§ Required action
Records follow. Select each line holding "Wyoming".

Web page and app entries
************

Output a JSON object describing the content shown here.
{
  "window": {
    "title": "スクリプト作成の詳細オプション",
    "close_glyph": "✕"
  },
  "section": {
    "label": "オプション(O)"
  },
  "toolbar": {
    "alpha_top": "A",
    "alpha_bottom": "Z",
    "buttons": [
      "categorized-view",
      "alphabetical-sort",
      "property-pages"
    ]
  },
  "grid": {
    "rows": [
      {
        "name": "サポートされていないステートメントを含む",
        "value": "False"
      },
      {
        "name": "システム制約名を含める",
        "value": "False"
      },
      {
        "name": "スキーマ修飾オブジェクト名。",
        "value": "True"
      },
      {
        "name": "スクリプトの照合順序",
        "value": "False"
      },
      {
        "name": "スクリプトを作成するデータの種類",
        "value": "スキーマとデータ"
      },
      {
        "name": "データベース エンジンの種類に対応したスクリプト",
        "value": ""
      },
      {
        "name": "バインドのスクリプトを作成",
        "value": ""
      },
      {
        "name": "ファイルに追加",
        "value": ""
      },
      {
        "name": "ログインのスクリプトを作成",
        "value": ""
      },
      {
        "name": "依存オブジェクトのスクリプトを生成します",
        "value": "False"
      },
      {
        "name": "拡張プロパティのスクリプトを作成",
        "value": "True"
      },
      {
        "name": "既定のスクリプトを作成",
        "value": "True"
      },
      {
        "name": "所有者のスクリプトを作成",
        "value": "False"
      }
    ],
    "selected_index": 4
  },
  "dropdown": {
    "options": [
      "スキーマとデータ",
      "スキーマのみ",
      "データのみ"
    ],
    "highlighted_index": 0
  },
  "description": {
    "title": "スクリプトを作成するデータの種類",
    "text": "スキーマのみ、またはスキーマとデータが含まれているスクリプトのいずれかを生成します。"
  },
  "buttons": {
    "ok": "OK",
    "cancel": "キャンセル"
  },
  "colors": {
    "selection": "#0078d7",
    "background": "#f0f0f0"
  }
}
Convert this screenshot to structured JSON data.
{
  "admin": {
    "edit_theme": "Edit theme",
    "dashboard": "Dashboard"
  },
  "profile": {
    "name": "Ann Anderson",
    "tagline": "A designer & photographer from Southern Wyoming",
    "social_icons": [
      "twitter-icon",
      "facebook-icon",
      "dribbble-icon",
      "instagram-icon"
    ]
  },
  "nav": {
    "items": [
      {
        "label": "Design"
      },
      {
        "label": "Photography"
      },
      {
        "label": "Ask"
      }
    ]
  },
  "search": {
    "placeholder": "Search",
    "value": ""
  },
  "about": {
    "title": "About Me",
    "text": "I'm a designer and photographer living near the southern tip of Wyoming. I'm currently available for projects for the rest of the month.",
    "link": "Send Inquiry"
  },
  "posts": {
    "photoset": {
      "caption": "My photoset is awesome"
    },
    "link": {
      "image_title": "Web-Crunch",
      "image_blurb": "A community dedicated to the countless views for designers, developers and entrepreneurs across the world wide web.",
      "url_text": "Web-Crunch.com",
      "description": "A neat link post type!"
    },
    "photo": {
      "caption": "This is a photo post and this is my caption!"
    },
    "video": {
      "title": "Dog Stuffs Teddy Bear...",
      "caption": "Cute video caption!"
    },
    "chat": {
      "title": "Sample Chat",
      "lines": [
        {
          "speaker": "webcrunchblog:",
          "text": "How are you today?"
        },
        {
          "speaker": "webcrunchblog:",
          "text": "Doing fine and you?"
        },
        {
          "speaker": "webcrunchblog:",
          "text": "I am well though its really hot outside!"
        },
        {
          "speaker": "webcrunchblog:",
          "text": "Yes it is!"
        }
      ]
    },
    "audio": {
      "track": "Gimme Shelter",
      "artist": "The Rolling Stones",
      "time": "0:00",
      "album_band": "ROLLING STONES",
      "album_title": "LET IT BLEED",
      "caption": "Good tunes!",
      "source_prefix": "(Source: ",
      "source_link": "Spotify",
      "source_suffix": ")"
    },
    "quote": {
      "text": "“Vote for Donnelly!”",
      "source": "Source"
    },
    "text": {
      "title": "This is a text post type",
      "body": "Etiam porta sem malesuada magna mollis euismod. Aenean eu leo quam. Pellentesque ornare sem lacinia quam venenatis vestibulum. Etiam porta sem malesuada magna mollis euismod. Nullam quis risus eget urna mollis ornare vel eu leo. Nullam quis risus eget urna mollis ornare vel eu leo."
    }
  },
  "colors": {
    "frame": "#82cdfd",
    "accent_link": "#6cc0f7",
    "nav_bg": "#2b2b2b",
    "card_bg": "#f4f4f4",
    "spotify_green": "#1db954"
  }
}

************

§ Response area
    "tagline": "A designer & photographer from Southern Wyoming",
    "text": "I'm a designer and photographer living near the southern tip of Wyoming. I'm currently available for projects for the rest of the month.",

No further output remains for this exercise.